■ Data supplied ■
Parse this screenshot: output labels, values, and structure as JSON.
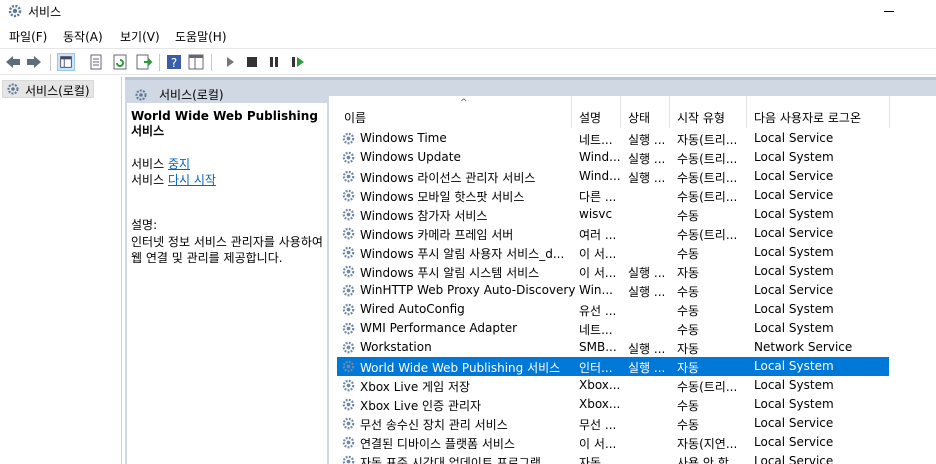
{
  "window": {
    "title": "서비스",
    "icon": "gear-icon"
  },
  "menu": [
    "파일(F)",
    "동작(A)",
    "보기(V)",
    "도움말(H)"
  ],
  "toolbar": [
    "back-arrow-icon",
    "forward-arrow-icon",
    "console-tree-icon",
    "properties-icon",
    "refresh-icon",
    "export-list-icon",
    "help-icon",
    "view-icon",
    "start-icon",
    "stop-icon",
    "pause-icon",
    "restart-icon"
  ],
  "tree": {
    "root_label": "서비스(로컬)"
  },
  "pane": {
    "title": "서비스(로컬)"
  },
  "extended": {
    "service_name": "World Wide Web Publishing 서비스",
    "action_prefix": "서비스",
    "stop_link": "중지",
    "restart_link": "다시 시작",
    "desc_label": "설명:",
    "description": "인터넷 정보 서비스 관리자를 사용하여 웹 연결 및 관리를 제공합니다."
  },
  "columns": {
    "name": "이름",
    "desc": "설명",
    "status": "상태",
    "startup": "시작 유형",
    "logon": "다음 사용자로 로그온"
  },
  "rows": [
    {
      "name": "Windows Time",
      "desc": "네트...",
      "status": "실행 ...",
      "startup": "자동(트리...",
      "logon": "Local Service"
    },
    {
      "name": "Windows Update",
      "desc": "Wind...",
      "status": "실행 ...",
      "startup": "수동(트리...",
      "logon": "Local System"
    },
    {
      "name": "Windows 라이선스 관리자 서비스",
      "desc": "Wind...",
      "status": "실행 ...",
      "startup": "수동(트리...",
      "logon": "Local Service"
    },
    {
      "name": "Windows 모바일 핫스팟 서비스",
      "desc": "다른 ...",
      "status": "",
      "startup": "수동(트리...",
      "logon": "Local Service"
    },
    {
      "name": "Windows 참가자 서비스",
      "desc": "wisvc",
      "status": "",
      "startup": "수동",
      "logon": "Local System"
    },
    {
      "name": "Windows 카메라 프레임 서버",
      "desc": "여러 ...",
      "status": "",
      "startup": "수동(트리...",
      "logon": "Local Service"
    },
    {
      "name": "Windows 푸시 알림 사용자 서비스_d...",
      "desc": "이 서...",
      "status": "",
      "startup": "수동",
      "logon": "Local System"
    },
    {
      "name": "Windows 푸시 알림 시스템 서비스",
      "desc": "이 서...",
      "status": "실행 ...",
      "startup": "자동",
      "logon": "Local System"
    },
    {
      "name": "WinHTTP Web Proxy Auto-Discovery ...",
      "desc": "Win...",
      "status": "실행 ...",
      "startup": "수동",
      "logon": "Local Service"
    },
    {
      "name": "Wired AutoConfig",
      "desc": "유선 ...",
      "status": "",
      "startup": "수동",
      "logon": "Local System"
    },
    {
      "name": "WMI Performance Adapter",
      "desc": "네트...",
      "status": "",
      "startup": "수동",
      "logon": "Local System"
    },
    {
      "name": "Workstation",
      "desc": "SMB...",
      "status": "실행 ...",
      "startup": "자동",
      "logon": "Network Service"
    },
    {
      "name": "World Wide Web Publishing 서비스",
      "desc": "인터...",
      "status": "실행 ...",
      "startup": "자동",
      "logon": "Local System",
      "selected": true
    },
    {
      "name": "Xbox Live 게임 저장",
      "desc": "Xbox...",
      "status": "",
      "startup": "수동(트리...",
      "logon": "Local System"
    },
    {
      "name": "Xbox Live 인증 관리자",
      "desc": "Xbox...",
      "status": "",
      "startup": "수동",
      "logon": "Local System"
    },
    {
      "name": "무선 송수신 장치 관리 서비스",
      "desc": "무선 ...",
      "status": "",
      "startup": "수동",
      "logon": "Local Service"
    },
    {
      "name": "연결된 디바이스 플랫폼 서비스",
      "desc": "이 서...",
      "status": "",
      "startup": "자동(지연...",
      "logon": "Local Service"
    },
    {
      "name": "자동 표준 시간대 업데이트 프로그램",
      "desc": "자동 ...",
      "status": "",
      "startup": "사용 안 함",
      "logon": "Local Service"
    }
  ],
  "colors": {
    "selection": "#0078d7",
    "pane_header": "#cfd8e3",
    "link": "#0563c1"
  }
}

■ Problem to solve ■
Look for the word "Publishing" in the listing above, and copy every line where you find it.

■ Solution to the exercise ■
    "service_name": "World Wide Web Publishing 서비스",
      "name": "World Wide Web Publishing 서비스",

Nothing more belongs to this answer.